▸ DIRECTIONS:
Report each line of the records where "userId" occurs.
───── EXCERPTED RECORDS ─────
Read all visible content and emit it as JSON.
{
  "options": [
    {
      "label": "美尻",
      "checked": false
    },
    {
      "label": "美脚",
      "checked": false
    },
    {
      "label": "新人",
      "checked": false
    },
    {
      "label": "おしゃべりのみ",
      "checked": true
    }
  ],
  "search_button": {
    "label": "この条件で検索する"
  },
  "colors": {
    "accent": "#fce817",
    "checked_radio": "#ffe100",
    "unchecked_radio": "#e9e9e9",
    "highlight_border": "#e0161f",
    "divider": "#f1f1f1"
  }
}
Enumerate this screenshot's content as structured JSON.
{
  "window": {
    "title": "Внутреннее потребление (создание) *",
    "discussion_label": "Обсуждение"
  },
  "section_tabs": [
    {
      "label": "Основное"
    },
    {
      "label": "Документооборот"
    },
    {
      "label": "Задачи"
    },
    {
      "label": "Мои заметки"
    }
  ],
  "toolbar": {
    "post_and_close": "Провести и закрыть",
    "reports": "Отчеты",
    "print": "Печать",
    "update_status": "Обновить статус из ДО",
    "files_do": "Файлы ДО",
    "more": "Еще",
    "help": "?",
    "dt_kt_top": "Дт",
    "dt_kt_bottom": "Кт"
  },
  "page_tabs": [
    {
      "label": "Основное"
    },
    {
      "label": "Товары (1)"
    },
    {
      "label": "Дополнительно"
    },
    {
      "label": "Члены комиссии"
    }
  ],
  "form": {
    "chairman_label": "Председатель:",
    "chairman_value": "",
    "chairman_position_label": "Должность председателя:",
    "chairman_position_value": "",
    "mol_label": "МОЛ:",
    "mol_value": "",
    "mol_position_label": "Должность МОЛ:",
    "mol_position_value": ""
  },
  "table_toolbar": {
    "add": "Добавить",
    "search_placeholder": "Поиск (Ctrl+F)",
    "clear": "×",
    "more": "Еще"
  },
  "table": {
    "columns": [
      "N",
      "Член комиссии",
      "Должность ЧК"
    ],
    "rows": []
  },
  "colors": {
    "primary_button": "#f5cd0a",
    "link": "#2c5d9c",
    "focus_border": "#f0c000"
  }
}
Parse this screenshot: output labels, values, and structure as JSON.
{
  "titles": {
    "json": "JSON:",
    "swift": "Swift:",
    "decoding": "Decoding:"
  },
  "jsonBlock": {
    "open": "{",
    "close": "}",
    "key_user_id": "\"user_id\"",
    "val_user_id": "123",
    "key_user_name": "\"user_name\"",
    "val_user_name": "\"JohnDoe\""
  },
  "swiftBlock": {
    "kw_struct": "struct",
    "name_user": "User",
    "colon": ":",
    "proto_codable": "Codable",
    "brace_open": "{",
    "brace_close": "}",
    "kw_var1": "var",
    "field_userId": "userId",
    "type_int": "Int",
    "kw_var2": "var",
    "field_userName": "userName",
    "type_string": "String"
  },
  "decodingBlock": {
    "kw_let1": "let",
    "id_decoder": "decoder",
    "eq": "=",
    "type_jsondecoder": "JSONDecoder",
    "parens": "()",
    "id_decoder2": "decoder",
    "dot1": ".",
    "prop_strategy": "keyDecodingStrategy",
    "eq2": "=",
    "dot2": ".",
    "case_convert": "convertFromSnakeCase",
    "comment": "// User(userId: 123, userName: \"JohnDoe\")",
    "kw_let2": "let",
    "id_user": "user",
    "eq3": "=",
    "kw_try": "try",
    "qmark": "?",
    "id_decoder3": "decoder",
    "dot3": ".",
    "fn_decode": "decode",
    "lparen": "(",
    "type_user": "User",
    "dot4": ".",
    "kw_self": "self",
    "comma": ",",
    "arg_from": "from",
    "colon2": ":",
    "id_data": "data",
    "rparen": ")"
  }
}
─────
▸ COMPLETED TASK:
    "field_userId": "userId",
    "comment": "// User(userId: 123, userName: \"JohnDoe\")",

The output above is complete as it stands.